**Available records**
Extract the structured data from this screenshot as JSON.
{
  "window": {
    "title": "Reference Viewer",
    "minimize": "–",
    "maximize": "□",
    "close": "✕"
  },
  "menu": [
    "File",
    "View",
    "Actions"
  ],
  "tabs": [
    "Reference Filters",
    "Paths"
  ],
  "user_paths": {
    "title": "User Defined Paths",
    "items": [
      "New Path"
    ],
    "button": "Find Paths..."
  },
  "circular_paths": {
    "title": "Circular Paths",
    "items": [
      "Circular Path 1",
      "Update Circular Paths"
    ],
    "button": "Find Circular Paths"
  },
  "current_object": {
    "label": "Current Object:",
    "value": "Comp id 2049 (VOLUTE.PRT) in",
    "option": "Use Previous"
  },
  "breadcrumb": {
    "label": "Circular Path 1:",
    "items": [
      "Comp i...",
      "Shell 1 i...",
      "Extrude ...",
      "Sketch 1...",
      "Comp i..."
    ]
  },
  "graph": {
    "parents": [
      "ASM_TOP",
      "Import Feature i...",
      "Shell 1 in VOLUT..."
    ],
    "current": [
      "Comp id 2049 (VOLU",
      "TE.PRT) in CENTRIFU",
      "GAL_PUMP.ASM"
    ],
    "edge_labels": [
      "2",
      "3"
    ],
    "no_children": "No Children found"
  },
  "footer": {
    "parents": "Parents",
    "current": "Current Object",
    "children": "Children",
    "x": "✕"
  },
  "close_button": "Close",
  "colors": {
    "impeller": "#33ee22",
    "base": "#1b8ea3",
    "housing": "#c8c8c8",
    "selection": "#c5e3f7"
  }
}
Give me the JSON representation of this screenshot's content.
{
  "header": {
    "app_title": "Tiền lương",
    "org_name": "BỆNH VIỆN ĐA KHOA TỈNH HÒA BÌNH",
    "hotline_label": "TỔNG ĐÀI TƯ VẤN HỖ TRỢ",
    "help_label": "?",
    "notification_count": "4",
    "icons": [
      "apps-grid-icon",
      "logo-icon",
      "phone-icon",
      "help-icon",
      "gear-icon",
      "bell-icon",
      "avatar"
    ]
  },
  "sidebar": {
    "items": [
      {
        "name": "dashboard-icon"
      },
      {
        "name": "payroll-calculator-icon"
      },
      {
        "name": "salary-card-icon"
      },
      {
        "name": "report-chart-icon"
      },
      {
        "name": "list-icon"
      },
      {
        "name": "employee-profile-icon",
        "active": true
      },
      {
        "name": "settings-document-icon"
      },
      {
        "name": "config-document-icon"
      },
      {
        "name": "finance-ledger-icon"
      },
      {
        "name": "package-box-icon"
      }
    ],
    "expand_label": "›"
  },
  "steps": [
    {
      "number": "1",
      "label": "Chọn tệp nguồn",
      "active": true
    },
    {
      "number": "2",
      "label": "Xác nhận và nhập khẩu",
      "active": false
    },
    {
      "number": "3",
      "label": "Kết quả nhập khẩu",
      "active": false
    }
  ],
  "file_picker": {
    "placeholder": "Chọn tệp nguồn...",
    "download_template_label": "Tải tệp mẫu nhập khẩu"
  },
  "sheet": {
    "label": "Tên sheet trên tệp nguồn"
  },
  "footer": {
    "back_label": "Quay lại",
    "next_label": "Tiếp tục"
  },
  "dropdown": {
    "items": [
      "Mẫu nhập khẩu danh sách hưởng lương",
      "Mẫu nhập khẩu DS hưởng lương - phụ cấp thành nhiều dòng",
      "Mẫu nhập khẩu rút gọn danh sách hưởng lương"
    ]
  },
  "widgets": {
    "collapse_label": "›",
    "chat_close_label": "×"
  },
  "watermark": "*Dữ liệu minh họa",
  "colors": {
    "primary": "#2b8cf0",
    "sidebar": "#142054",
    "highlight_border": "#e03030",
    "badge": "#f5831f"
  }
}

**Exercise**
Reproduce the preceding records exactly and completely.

**Task result**
Extract the structured data from this screenshot as JSON.
{
  "window": {
    "title": "Reference Viewer",
    "minimize": "–",
    "maximize": "□",
    "close": "✕"
  },
  "menu": [
    "File",
    "View",
    "Actions"
  ],
  "tabs": [
    "Reference Filters",
    "Paths"
  ],
  "user_paths": {
    "title": "User Defined Paths",
    "items": [
      "New Path"
    ],
    "button": "Find Paths..."
  },
  "circular_paths": {
    "title": "Circular Paths",
    "items": [
      "Circular Path 1",
      "Update Circular Paths"
    ],
    "button": "Find Circular Paths"
  },
  "current_object": {
    "label": "Current Object:",
    "value": "Comp id 2049 (VOLUTE.PRT) in",
    "option": "Use Previous"
  },
  "breadcrumb": {
    "label": "Circular Path 1:",
    "items": [
      "Comp i...",
      "Shell 1 i...",
      "Extrude ...",
      "Sketch 1...",
      "Comp i..."
    ]
  },
  "graph": {
    "parents": [
      "ASM_TOP",
      "Import Feature i...",
      "Shell 1 in VOLUT..."
    ],
    "current": [
      "Comp id 2049 (VOLU",
      "TE.PRT) in CENTRIFU",
      "GAL_PUMP.ASM"
    ],
    "edge_labels": [
      "2",
      "3"
    ],
    "no_children": "No Children found"
  },
  "footer": {
    "parents": "Parents",
    "current": "Current Object",
    "children": "Children",
    "x": "✕"
  },
  "close_button": "Close",
  "colors": {
    "impeller": "#33ee22",
    "base": "#1b8ea3",
    "housing": "#c8c8c8",
    "selection": "#c5e3f7"
  }
}
Give me the JSON representation of this screenshot's content.
{
  "header": {
    "app_title": "Tiền lương",
    "org_name": "BỆNH VIỆN ĐA KHOA TỈNH HÒA BÌNH",
    "hotline_label": "TỔNG ĐÀI TƯ VẤN HỖ TRỢ",
    "help_label": "?",
    "notification_count": "4",
    "icons": [
      "apps-grid-icon",
      "logo-icon",
      "phone-icon",
      "help-icon",
      "gear-icon",
      "bell-icon",
      "avatar"
    ]
  },
  "sidebar": {
    "items": [
      {
        "name": "dashboard-icon"
      },
      {
        "name": "payroll-calculator-icon"
      },
      {
        "name": "salary-card-icon"
      },
      {
        "name": "report-chart-icon"
      },
      {
        "name": "list-icon"
      },
      {
        "name": "employee-profile-icon",
        "active": true
      },
      {
        "name": "settings-document-icon"
      },
      {
        "name": "config-document-icon"
      },
      {
        "name": "finance-ledger-icon"
      },
      {
        "name": "package-box-icon"
      }
    ],
    "expand_label": "›"
  },
  "steps": [
    {
      "number": "1",
      "label": "Chọn tệp nguồn",
      "active": true
    },
    {
      "number": "2",
      "label": "Xác nhận và nhập khẩu",
      "active": false
    },
    {
      "number": "3",
      "label": "Kết quả nhập khẩu",
      "active": false
    }
  ],
  "file_picker": {
    "placeholder": "Chọn tệp nguồn...",
    "download_template_label": "Tải tệp mẫu nhập khẩu"
  },
  "sheet": {
    "label": "Tên sheet trên tệp nguồn"
  },
  "footer": {
    "back_label": "Quay lại",
    "next_label": "Tiếp tục"
  },
  "dropdown": {
    "items": [
      "Mẫu nhập khẩu danh sách hưởng lương",
      "Mẫu nhập khẩu DS hưởng lương - phụ cấp thành nhiều dòng",
      "Mẫu nhập khẩu rút gọn danh sách hưởng lương"
    ]
  },
  "widgets": {
    "collapse_label": "›",
    "chat_close_label": "×"
  },
  "watermark": "*Dữ liệu minh họa",
  "colors": {
    "primary": "#2b8cf0",
    "sidebar": "#142054",
    "highlight_border": "#e03030",
    "badge": "#f5831f"
  }
}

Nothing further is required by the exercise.